How grateful we should be that our loving Heavenly Father is not confined to the restraints of diggers and compilers. We should give abundant thanks that He will never make sweeping generalizations of large groups of His children, but will always judge each child independently according to their understandings, efforts and accomplishments.

“Now it is better that a man should be judged of God than of man, for the judgments of God are always just, but the judgments of man are not always just.” (Mosiah 29:12)

Thus, we find Lot and his family being saved even though the inhabitants of the twin cities of Sodom and Gomorrah had reach the point of having their cup of iniquity full. The forward looking Lot escapes the fate of his wife who turned her gaze backward. This is a major component of the good news of the gospel. Even though we might spend our mortality during an era when mankind is practicing dehumanizing lifestyles, our worthiness for a place in God’s kingdom will be judged solely on how we personally have lived.

Long ago, Elijah invited the people of his day to choose between Jehovah and Baal. Likewise, we constantly find ourselves in circumstances where our priorities are demonstrated by our thoughts, words and actions.

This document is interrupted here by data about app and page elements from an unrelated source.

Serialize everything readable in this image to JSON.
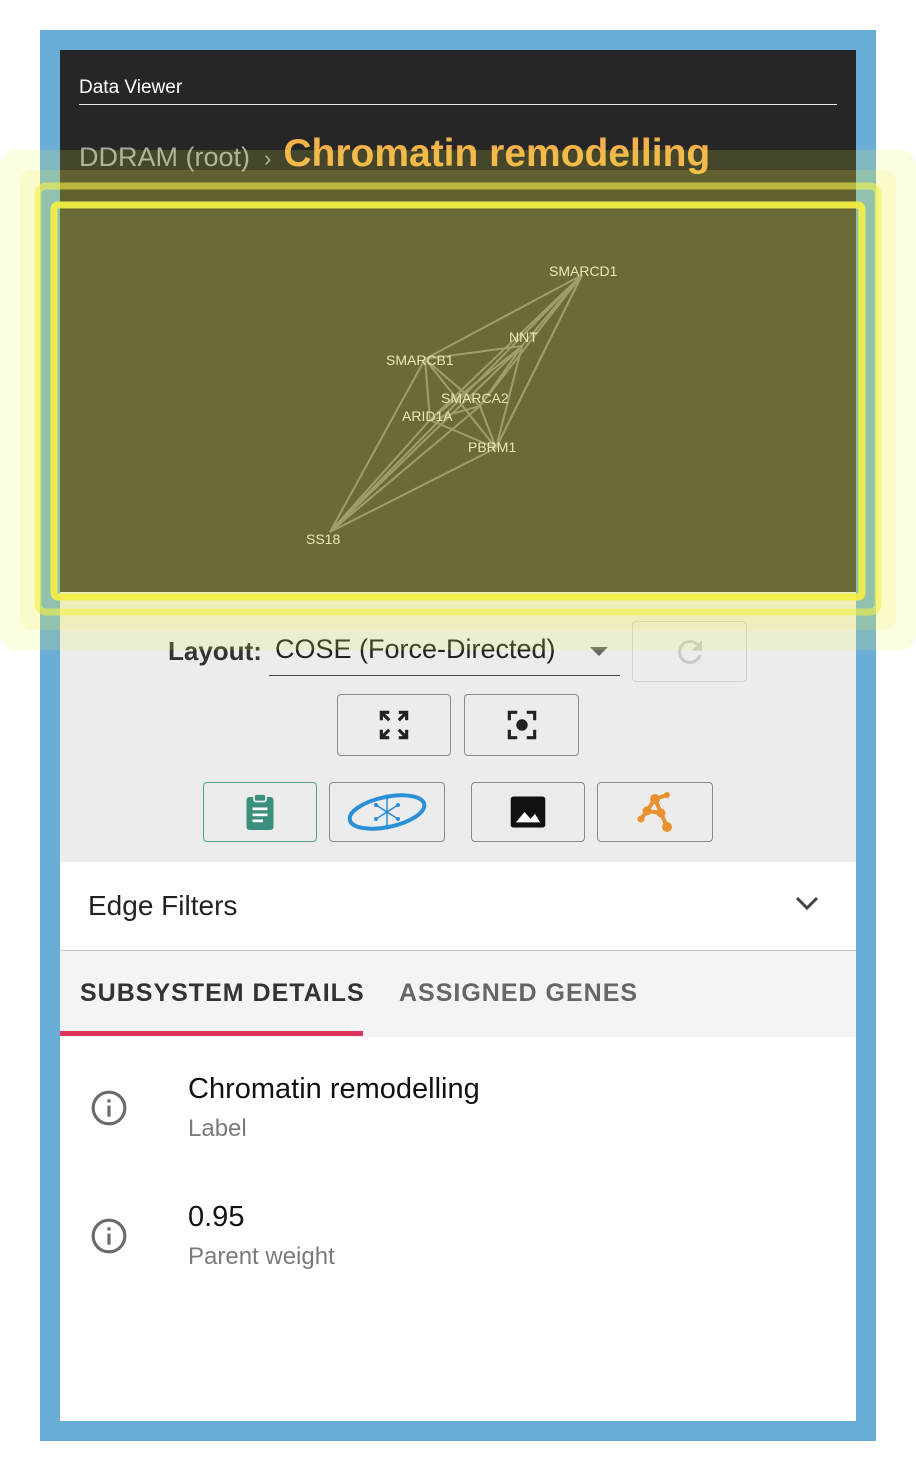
{
  "window": {
    "title": "Data Viewer"
  },
  "breadcrumb": {
    "root": "DDRAM (root)",
    "separator": "›",
    "current": "Chromatin remodelling"
  },
  "network": {
    "nodes": [
      "SMARCD1",
      "NNT",
      "SMARCB1",
      "SMARCA2",
      "ARID1A",
      "PBRM1",
      "SS18"
    ]
  },
  "layout": {
    "label": "Layout:",
    "selected": "COSE (Force-Directed)"
  },
  "toolbar": {
    "refresh_icon": "refresh-icon",
    "fit_icon": "fit-screen-icon",
    "center_icon": "center-focus-icon",
    "clipboard_icon": "clipboard-icon",
    "ontology_icon": "ontology-icon",
    "image_icon": "image-icon",
    "cytoscape_icon": "cytoscape-icon"
  },
  "edge_filters": {
    "label": "Edge Filters"
  },
  "tabs": [
    {
      "label": "SUBSYSTEM DETAILS",
      "active": true
    },
    {
      "label": "ASSIGNED GENES",
      "active": false
    }
  ],
  "details": [
    {
      "value": "Chromatin remodelling",
      "label": "Label"
    },
    {
      "value": "0.95",
      "label": "Parent weight"
    }
  ],
  "colors": {
    "accent": "#f3b14a",
    "tab_indicator": "#e0355d",
    "frame": "#6aaed8",
    "highlight": "#f5f04a",
    "clipboard": "#3a8f7d",
    "ontology": "#2a8fd6",
    "cytoscape": "#e8912e"
  }
}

We can no more walk in two divergent paths in comfort than ancient Israel could serve both false and true gods and remain a covenant people.

We each must choose whether we are going to center our lives in the quest for gaining attributes of godliness or in inundating ourselves in worldliness.
We each must decide if “making the sale” is more important than remaining totally honest in our dealings.

We each must decide if we will allow vulgarism to become more dominant in our lives than purity.

We each must decide if we will speak the profane or the truth.

We each must decide if the social register is to become a more important gauge of our success than how well we are serving our fellows.
Joshua declared that these decisions were not to be tarried upon, but that they should be made today.

We need not fear the judgments of paupers and princes who see through darkened lenses as they stumble with us through mortality.

We need not fear that the success of our mortal passage will be determined by some future digger or compiler as they examine the plastics, polyesters and faded headlines which our generation has left in mountainous heaps throughout the land.

Our Father will never determine our level of advancement by inventorying our material belongings or by comparing us to another, but will scrutinize our souls individually to see how close we have come, given our individual circumstances, to emulating the attributes of our Celestial Parents.

One of the principles of the Good News which we should cherish most is that the judgment of our mortal passage will come from a loving Heavenly Father who will search our individual souls and be able to perfectly view the reality of what we have become.